_TASK INSTRUCTIONS_
Pull out each line of the data that includes the word "Italy".

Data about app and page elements
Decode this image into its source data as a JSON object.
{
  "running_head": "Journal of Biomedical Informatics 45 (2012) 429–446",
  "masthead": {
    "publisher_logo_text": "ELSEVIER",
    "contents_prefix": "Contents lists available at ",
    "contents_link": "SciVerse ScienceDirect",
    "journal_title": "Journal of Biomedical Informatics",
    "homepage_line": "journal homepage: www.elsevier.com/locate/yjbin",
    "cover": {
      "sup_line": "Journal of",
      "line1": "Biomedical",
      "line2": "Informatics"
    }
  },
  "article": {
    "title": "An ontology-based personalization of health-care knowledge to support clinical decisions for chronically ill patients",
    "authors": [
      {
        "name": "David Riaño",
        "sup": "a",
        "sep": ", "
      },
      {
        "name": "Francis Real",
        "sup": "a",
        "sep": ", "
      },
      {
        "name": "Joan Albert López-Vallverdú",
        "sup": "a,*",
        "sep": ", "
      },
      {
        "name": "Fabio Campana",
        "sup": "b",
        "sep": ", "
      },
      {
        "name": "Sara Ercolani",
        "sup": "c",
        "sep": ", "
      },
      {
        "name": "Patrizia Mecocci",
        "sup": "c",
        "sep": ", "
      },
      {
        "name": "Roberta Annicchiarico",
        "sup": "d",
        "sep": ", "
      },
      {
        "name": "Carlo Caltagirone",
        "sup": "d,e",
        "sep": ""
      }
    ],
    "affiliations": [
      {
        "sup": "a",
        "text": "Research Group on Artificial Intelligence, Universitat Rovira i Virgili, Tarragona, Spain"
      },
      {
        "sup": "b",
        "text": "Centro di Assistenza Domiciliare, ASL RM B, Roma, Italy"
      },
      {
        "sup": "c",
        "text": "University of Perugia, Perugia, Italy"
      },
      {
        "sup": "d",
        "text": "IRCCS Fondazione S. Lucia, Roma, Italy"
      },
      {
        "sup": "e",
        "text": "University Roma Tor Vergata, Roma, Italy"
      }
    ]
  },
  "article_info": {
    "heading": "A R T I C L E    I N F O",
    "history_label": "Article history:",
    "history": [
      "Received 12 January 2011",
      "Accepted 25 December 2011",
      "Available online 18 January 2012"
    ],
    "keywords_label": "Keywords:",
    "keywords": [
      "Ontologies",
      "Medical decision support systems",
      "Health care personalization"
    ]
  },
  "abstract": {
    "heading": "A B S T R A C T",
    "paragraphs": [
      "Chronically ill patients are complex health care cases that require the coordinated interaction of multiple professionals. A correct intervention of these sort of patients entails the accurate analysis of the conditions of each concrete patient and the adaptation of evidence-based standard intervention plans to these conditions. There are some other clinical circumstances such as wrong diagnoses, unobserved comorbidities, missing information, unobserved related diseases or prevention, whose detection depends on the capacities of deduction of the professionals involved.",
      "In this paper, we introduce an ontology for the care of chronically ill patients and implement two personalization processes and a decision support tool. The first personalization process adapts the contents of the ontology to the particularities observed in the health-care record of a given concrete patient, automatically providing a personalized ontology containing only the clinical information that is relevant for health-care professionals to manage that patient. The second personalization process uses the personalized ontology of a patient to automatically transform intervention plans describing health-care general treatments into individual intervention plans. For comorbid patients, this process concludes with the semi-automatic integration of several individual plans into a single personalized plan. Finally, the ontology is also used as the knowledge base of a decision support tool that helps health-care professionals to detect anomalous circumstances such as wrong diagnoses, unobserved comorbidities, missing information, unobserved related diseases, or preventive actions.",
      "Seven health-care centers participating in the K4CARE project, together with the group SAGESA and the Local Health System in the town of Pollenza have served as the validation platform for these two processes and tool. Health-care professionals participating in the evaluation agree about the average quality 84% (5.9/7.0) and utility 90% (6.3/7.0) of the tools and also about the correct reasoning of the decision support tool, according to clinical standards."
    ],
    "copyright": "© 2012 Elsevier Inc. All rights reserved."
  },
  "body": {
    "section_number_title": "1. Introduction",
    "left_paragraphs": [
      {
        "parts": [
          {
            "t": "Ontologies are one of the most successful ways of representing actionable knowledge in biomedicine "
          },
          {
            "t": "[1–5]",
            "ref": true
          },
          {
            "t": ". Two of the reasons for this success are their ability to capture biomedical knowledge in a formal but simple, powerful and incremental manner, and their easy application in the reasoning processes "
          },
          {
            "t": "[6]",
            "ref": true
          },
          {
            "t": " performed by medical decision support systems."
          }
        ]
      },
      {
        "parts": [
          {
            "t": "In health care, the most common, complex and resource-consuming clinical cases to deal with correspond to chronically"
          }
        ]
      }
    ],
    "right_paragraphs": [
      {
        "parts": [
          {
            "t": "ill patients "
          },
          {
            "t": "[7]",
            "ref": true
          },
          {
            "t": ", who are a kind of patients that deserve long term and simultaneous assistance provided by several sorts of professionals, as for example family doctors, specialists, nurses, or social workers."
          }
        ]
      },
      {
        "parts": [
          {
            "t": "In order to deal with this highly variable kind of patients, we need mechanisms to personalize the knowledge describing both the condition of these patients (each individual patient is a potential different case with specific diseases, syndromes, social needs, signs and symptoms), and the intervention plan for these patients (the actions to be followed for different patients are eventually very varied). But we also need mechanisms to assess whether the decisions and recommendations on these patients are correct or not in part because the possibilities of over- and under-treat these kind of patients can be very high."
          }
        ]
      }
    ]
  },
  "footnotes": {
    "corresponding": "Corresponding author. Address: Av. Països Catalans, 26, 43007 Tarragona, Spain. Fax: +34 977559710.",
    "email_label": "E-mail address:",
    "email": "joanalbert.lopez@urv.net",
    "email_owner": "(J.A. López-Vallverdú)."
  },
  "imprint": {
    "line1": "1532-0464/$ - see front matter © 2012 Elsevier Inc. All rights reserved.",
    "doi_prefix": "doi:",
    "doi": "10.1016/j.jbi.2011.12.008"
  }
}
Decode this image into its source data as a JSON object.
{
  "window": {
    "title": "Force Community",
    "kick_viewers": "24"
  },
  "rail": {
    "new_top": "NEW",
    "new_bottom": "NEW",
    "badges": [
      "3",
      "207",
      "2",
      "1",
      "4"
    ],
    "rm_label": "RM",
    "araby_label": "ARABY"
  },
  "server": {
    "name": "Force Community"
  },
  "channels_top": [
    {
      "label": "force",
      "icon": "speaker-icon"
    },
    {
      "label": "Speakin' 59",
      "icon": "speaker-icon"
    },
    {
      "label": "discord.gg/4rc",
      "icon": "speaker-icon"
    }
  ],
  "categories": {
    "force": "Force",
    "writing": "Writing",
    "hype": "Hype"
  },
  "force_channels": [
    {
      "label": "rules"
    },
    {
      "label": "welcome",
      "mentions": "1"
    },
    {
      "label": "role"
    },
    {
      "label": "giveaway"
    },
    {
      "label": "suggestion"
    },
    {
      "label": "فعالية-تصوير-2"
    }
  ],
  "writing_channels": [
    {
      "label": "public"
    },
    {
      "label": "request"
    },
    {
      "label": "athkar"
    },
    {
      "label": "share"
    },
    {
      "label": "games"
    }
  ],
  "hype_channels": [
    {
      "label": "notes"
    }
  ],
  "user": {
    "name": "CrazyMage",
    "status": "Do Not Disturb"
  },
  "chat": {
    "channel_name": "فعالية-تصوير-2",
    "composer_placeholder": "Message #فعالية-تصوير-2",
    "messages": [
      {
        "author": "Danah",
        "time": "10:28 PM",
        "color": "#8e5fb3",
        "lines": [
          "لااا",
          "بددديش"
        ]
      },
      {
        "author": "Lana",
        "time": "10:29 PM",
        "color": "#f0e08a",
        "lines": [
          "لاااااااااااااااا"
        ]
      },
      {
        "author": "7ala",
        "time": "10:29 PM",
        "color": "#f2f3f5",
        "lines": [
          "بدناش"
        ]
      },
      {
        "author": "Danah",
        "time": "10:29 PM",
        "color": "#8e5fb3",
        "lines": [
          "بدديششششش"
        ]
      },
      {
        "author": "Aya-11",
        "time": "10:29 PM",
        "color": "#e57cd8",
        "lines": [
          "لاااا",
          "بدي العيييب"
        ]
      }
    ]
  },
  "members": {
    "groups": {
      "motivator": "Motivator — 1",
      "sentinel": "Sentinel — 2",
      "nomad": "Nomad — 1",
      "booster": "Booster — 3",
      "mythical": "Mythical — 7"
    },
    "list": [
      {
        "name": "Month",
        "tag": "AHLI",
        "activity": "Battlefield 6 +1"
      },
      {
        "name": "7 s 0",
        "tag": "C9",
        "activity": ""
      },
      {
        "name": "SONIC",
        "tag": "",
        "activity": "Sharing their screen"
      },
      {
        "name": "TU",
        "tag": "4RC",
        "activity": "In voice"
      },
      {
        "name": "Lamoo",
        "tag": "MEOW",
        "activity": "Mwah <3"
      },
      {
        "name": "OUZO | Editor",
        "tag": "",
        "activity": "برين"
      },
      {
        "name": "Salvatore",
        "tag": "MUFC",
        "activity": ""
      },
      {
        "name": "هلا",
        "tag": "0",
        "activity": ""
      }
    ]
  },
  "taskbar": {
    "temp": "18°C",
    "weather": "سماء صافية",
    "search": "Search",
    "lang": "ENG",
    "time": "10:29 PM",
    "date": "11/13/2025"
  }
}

_TASK RESPONSE_
        "text": "Centro di Assistenza Domiciliare, ASL RM B, Roma, Italy"
        "text": "University of Perugia, Perugia, Italy"
        "text": "IRCCS Fondazione S. Lucia, Roma, Italy"
        "text": "University Roma Tor Vergata, Roma, Italy"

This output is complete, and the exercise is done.